Anders is an accomplished writer and novelist, known for her inventive science fiction. Her latest novel is titled “The City in the Middle of the Night,” about a young girl who lives in the precarious world known as January, a realm that is eternally split into day and night. Anders also organizes and hosts Writers With Drinks, a lively monthly reading series in San Francisco that has featured the likes of Mary Gaitskill, Armistead Maupin, W. Kamau Bell, Amy Tan and Jonathan Lethem.
She is lauded for her colorful introductions of nightly performers, which are always outrageous and, yes, also fictionalized. The performers represent a rich variety of genres, from science fiction and fantasy to comedy and erotica. The result is a curious stitching of minds that is often both hilarious and absurd. In this way, Anders has become the figurehead of a cherished fixture within the San Francisco literary scene. Of course, COVID-19 has since severed these vestiges of warmth and community. However, Anders has supplied a substitute.
Concerned about the state of local bookstores in the wake of the coronavirus pandemic, Anders organized a series of virtual events featuring writers in conversation. Each event benefits one Bay Area bookstore through name-your-price ticket sales and donations.
“We tried to focus on stores that were at risk of closure and also vitally important to their local communities,” Anders explains. “Bookstores are a low-margin, high-cost business, and they really depend on their communities to support them. We wanted to help provide a way for people to step up and support their local stores.” The latest beneficiary was Dark Carnival, a bookstore in Berkeley dedicated to science fiction, fantasy and mystery titles. Featured authors included Sarah Gailey, John Scalzi and Michael Zapata, who discussed the gravity of the current social sphere and produced delightfully animated answers to audience questions.
On the nature of conversation among writers right now, Anders responds, “I think a lot of authors are thinking about ways to address systemic injustice and structural oppression in our work, but also ways to offer a hopeful vision of the post-COVID future.”
It’s true, the absurd social landscape generates fascinating insight among fiction writers, especially those who dabble in science fiction.

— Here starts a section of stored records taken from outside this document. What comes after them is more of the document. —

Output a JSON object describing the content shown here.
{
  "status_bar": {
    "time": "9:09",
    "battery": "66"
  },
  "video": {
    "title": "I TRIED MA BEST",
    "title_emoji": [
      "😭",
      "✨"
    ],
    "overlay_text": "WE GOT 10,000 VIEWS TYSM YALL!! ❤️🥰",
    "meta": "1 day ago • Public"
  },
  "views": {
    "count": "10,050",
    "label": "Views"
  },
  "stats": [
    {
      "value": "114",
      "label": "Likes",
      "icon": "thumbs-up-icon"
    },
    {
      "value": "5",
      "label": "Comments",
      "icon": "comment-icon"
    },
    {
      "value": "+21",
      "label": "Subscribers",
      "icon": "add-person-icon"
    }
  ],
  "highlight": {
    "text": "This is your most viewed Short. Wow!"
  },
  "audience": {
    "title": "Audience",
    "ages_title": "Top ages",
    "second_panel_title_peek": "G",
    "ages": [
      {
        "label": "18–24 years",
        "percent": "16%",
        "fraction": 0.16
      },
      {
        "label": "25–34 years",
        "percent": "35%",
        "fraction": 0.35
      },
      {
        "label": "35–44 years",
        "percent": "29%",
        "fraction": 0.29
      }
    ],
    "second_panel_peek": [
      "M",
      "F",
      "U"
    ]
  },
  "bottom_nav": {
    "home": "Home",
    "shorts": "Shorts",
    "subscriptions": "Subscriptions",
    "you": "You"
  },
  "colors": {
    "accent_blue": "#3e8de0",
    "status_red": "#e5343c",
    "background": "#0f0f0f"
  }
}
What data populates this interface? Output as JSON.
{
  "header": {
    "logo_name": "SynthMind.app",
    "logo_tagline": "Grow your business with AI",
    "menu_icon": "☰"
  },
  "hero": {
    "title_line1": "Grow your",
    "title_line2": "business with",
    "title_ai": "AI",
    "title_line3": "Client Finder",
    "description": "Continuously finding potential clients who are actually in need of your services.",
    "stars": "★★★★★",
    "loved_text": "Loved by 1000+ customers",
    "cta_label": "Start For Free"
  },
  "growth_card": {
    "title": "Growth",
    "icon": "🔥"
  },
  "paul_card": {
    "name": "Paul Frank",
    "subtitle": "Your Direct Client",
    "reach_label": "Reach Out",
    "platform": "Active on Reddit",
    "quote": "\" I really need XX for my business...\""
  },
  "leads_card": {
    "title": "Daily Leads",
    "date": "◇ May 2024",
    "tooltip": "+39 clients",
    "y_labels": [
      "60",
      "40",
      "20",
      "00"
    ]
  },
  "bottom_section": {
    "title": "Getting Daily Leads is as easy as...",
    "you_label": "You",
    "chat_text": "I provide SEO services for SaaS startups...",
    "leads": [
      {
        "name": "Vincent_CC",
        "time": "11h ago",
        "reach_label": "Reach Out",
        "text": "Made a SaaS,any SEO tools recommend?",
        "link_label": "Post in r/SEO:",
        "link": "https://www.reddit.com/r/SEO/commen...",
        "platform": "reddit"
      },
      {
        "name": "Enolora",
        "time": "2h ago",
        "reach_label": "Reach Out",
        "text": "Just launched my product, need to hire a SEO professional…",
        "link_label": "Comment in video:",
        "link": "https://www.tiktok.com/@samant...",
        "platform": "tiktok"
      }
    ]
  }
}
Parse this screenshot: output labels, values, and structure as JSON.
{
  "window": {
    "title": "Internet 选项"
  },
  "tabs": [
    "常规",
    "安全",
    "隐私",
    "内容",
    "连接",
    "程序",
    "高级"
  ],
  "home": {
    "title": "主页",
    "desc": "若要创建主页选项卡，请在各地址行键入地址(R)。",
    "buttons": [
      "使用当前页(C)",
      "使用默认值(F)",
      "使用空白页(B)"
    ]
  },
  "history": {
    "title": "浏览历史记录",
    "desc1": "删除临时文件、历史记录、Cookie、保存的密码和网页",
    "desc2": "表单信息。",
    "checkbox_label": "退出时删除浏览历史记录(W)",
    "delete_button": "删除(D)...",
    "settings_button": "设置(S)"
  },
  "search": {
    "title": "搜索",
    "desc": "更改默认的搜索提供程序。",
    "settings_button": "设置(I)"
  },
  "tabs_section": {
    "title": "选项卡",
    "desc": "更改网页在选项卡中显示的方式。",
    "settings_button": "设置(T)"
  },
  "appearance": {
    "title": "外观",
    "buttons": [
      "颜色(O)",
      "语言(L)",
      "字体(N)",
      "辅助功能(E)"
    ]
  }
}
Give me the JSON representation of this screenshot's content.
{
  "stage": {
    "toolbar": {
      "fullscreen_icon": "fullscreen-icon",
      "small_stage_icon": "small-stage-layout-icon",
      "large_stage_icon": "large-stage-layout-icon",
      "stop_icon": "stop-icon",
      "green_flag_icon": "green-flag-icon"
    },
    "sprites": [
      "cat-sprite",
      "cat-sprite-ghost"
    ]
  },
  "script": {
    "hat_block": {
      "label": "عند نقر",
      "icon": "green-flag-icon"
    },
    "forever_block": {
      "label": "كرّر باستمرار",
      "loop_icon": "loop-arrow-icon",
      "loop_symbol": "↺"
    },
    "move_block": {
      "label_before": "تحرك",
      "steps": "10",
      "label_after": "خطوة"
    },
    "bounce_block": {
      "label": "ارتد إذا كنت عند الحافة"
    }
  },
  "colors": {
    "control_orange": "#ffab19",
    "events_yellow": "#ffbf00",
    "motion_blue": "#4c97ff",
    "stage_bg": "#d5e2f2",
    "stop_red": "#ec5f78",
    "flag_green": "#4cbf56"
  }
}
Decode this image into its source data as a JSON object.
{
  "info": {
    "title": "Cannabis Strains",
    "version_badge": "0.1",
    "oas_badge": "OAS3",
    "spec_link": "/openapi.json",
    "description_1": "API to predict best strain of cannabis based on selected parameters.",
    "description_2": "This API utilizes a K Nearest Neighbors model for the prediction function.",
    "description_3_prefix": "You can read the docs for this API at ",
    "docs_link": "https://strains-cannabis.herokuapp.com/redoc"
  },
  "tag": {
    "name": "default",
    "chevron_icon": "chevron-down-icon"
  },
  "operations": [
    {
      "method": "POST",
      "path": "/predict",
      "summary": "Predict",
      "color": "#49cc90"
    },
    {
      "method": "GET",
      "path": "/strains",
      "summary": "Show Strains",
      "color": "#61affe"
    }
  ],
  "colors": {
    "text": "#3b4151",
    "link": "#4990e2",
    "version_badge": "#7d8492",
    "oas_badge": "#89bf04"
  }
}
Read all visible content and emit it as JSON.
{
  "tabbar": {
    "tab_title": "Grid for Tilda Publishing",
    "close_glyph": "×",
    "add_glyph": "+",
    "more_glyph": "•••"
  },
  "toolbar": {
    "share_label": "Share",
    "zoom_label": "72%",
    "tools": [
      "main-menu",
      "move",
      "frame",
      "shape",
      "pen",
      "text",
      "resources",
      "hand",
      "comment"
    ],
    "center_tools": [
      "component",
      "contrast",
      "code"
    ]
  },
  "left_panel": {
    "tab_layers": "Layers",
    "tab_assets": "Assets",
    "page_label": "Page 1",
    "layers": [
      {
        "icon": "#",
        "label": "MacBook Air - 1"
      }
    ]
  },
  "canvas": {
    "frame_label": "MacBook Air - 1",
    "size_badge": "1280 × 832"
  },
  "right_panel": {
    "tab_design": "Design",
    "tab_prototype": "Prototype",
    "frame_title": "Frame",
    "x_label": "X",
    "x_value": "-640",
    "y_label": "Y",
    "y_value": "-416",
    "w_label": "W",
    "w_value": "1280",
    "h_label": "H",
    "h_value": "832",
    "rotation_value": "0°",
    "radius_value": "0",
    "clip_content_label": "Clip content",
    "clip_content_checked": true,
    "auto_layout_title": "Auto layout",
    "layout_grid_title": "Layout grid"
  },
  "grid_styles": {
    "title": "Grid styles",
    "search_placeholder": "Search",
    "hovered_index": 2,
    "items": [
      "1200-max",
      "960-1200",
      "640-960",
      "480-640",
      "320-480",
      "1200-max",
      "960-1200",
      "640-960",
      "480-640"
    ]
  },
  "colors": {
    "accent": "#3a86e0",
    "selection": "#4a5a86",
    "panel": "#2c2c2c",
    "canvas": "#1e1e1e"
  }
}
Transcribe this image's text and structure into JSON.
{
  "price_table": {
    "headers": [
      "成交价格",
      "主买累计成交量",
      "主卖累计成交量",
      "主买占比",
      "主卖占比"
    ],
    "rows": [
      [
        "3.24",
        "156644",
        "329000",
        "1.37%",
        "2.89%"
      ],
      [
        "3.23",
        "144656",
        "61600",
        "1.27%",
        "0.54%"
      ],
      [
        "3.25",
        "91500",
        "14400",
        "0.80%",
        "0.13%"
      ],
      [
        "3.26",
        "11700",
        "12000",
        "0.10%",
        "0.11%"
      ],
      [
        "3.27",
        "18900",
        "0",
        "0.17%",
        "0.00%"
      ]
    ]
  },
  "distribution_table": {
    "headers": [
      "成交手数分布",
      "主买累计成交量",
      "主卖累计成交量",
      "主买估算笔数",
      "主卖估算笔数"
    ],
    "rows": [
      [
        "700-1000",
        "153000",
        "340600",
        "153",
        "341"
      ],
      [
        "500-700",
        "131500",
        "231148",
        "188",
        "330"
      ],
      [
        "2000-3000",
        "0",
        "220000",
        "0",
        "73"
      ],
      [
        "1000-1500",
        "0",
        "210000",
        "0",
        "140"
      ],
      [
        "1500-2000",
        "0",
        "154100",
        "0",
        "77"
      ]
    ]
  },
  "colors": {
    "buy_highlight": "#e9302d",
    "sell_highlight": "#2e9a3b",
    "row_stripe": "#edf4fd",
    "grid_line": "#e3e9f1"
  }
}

All the more reason to tune in and support your local purveyors of wit and wisdom. Through her organization of this valuable series, it is clear that Anders understands the necessity of independent bookstores within a vibrant literary community.
Bookstores offer knowledge, imagination, and subversion in a digital society that is overrun by data mining and algorithmic manipulation. Furthermore, they provide an experience, one that Amazon’s Jeff Bezos simply cannot match.
“Independent bookstores are still the best places to find your new favorite author, as well as connect to a whole community of book-lovers and authors and booksellers,” Anders says. “They’re my favorite places to hang out, and I miss browsing more than I can possibly say.”